31. Rick Dempsey, C (1976-1986, 1992)
1983 World Series MVP
Rick Dempsey could be generously described as a bad hitter and probably an overrated defensive catcher.
But whatever, he's Rick Dempsey. He was drafted in the 15th round of the 1967 draft by Minnesota, and after never really catching on there (though he did make his major league debut in 1969, ten days after turning 20), he was traded to the Yankees in 1972. Dempsey was a backup plan for New York, then was sent to Baltimore in the big deal of '76.
In 59 games with his new team, he hit .213/.275/.224, then .226/.314/.315 in 91 games the next season. In '78, Dempsey took over behind the plate, and upped his hitting to non-embarrassing levels, at .259/.327/.356 with six homers. Dempsey would remain the No. 1 catcher for the Orioles through the 1986 season.
But '83 is what it's really all about with Dempsey as a player. He didn't have a good season, hitting .231/.311/.323 with four homers in 128 games. He then went 2-for-12 in the ALCS against the White Sox, but then came the World Series. Dempsey had five hits in the World Series, four doubles and a homer, and the Orioles beat the Phillies in five games. Dempsey was named World Series MVP and was an Oriole hero for all times.
Dempsey's dad was a Vaudeville actor and his mother was a Broadway star. Dempsey, of course, inherited their genes, and thus went on to stuff towels in his shirt during a 1977 rain delay at Fenway Park, imitating Babe Ruth and sliding across the tarp on his padded stomach.

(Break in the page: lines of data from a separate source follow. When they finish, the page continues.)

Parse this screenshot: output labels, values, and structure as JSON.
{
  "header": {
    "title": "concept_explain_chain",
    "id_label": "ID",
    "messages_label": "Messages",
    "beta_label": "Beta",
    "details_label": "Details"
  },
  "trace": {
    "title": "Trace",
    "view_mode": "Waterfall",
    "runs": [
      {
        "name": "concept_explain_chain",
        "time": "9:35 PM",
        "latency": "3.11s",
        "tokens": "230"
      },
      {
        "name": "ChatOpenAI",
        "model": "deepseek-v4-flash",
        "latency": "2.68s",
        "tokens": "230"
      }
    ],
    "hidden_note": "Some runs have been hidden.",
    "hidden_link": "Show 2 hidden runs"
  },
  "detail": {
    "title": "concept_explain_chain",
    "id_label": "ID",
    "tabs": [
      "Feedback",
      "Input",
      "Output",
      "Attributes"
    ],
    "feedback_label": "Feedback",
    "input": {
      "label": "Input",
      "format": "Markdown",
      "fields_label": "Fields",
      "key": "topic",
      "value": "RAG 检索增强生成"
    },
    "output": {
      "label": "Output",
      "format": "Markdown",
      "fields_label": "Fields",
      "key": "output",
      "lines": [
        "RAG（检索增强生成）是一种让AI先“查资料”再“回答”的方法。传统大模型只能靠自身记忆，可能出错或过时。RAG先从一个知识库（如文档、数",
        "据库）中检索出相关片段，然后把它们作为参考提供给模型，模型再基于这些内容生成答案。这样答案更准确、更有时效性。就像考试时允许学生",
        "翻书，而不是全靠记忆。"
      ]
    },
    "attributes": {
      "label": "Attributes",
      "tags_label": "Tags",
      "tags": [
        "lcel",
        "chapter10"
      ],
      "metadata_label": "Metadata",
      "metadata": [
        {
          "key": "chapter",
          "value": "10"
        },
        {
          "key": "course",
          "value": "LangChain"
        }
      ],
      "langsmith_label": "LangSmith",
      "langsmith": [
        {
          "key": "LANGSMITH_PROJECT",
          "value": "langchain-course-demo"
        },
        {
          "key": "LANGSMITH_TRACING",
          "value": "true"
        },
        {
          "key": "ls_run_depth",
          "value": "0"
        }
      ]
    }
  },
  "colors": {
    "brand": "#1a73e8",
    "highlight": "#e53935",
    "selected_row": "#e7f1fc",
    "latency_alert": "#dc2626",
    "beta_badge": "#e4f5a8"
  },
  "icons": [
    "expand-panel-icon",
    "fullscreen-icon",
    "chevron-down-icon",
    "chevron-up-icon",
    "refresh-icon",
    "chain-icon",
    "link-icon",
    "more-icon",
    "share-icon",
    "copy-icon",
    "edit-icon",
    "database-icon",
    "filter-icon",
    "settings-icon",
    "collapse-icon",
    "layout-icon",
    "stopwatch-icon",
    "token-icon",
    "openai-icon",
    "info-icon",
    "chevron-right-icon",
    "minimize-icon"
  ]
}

He then got the crowd to sing "Raindrops Keep Falling On My Head." He did this a few more times in his career, once in '82 at Milwaukee with a Robin Yount jersey on, pretending to be Yount hitting a homer.
After his tenure with the Orioles ended in 1986, Dempsey signed with Cleveland for the 1987 season, where he did little and was released in October. He signed with the Dodgers and played three seasons there as a backup (two of them dreadfully bad), then moved to Milwaukee to catch 61 games in 1991. Dempsey ended his career in 1992, at age 42, with eight more games as a Baltimore Oriole.
In 2001, Dempsey was named the first base coach, replacing Eddie Murray. He will enter 2006 as the bullpen coach, replacing Ellie Hendricks.
There isn't a ton to say about Dempsey the player. But Dipper is an Oriole, and a memorable one.